# ABOUT THIS TASK
From the entries below, work out how many lines contain the string "heading"; answer with the number alone.

#####

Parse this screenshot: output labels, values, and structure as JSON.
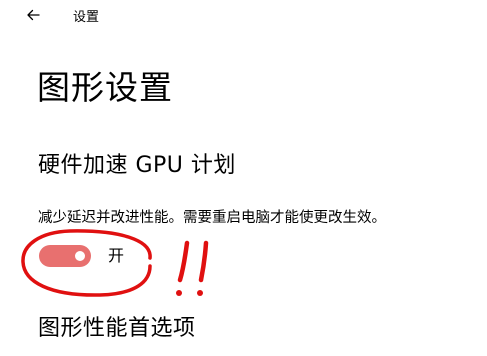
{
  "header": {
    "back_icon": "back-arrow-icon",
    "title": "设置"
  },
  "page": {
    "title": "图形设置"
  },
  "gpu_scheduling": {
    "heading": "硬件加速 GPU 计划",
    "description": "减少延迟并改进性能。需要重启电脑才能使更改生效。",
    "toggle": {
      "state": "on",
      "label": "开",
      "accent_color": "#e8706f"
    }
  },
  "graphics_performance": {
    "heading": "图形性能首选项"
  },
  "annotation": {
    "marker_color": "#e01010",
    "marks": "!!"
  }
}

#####

# SOLUTION FOR THIS TASK
2